There is always more than one way to do anything in the world of music production. And when it comes to sub bass, there are many people having success moving away from the standard pure sine wave.[youtube]http://www.youtube.com/watch?v=mUKNScRKNuY[/youtube]
[aside title=”Big Sub Bass!“] A sub bass should be heard as well as felt in many kinds of music, and this approach is one that works well on a wide range of devices![/aside] This is a solid video tutorial that resonates with me because I too, design my sub bass from scratch and tend to combine the traditional sine wave with something that has a little more character. And it appears to be a growing trend in today’s music scene. With so many different types of playback devices these days, you need to be aware of what is actually heard in a lot of situations.
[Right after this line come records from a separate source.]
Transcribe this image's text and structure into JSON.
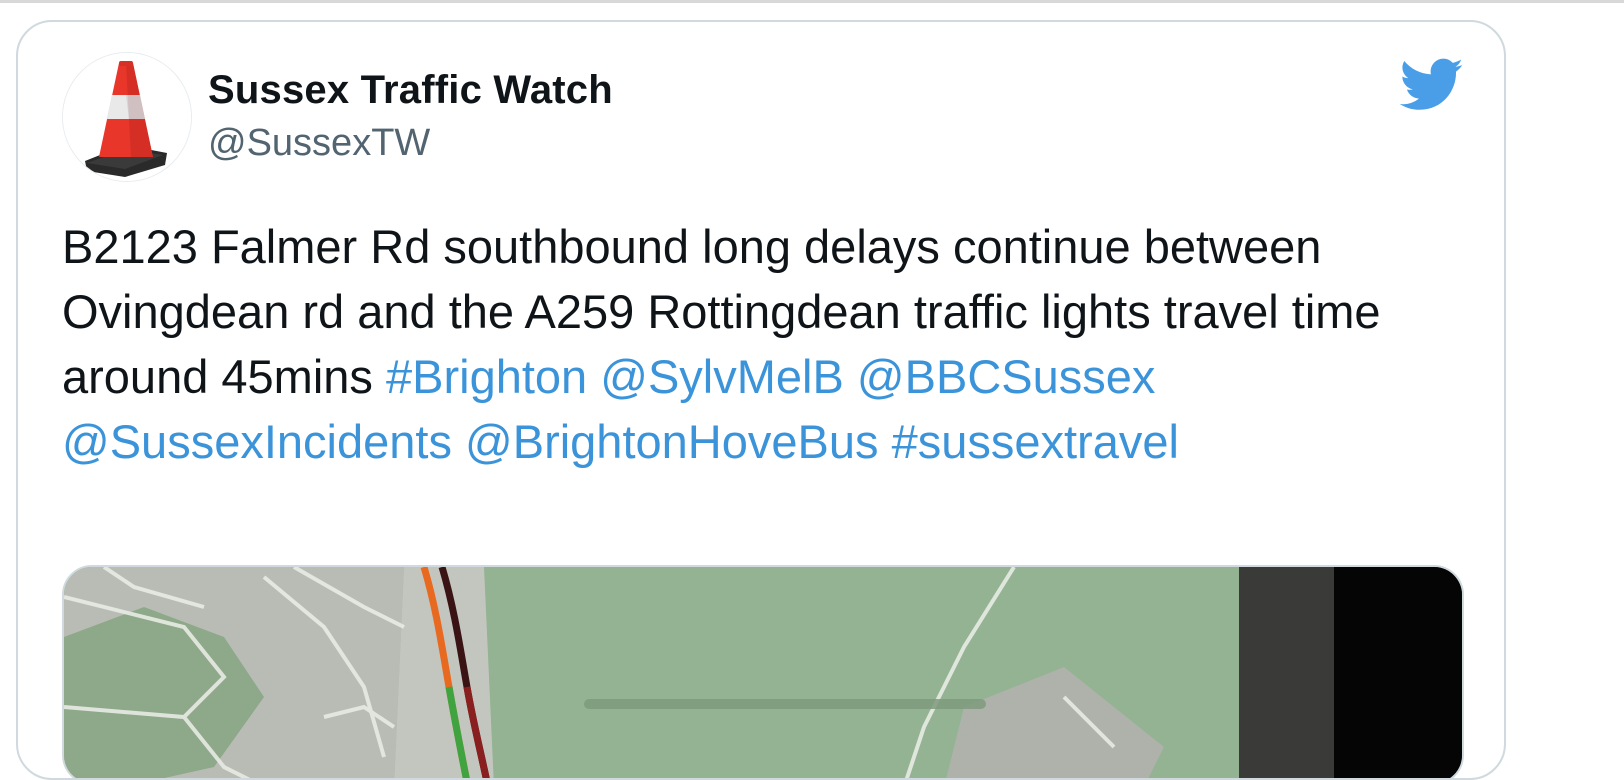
{
  "tweet": {
    "display_name": "Sussex Traffic Watch",
    "handle": "@SussexTW",
    "text_plain": "B2123 Falmer Rd southbound long delays continue between Ovingdean rd and the A259 Rottingdean traffic lights travel time around 45mins",
    "links": [
      "#Brighton",
      "@SylvMelB",
      "@BBCSussex",
      "@SussexIncidents",
      "@BrightonHoveBus",
      "#sussextravel"
    ]
  },
  "icons": {
    "brand": "twitter-bird-icon",
    "avatar": "traffic-cone-icon"
  },
  "colors": {
    "link": "#3b94d9",
    "twitter_blue": "#4a9ee8",
    "text": "#0f1419",
    "secondary": "#536471",
    "border": "#cfd9de",
    "map_green": "#8fb08d"
  }
}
Sometimes you need to get a little clever in how you find a solution to sub bass.
TranceCrafter has taken the time to put together a well informed and thought through tutorial, using Sylenth and FL Studio to show how he goes about designing his sub bass instruments. No matter what programs you are working with, you can do the same exact things that he shares in this video.
Beginning with a simple sine wave, he adds square wave and sets them both to run in a mono mode and keeps the voicing value to one. He makes mention of keeping your bass in the middle of your spread, this means no panning and trying to keep the bass signal is as clean as possible so it can cut through the mix.
A couple of small adjustments are made to the main envelope to eliminate clicking and prolong the sustain. Next is the addition of a lowpass filter, and he shares a little trick hes uses to help the sub cut through things. He adds a slight pitch modulation to create a small thump in the initial attack of the bass. After this is done, some EQ work is done to shape the sound and boost the low end.
And finally, he moves onto the compression stage. Separating the low end form the mid-high range, he is able to be much more precise in his approach to the final shaping of the sound and how it gets delivered. Keeping the compression very light on the lowest frequencies, and accentuating some of the higher elements these last efforts realy can make a lot of difference in how the sound is perceived and heard in the music.
Do you have a small trick like this one that you want to share with the rest of the Creating Trance community? Or perhaps you have a question about something specific you would like us to figure out in a tutorial. Either way, we’d love to hear from you. Send us a message and we’ll be happy to follow up with you.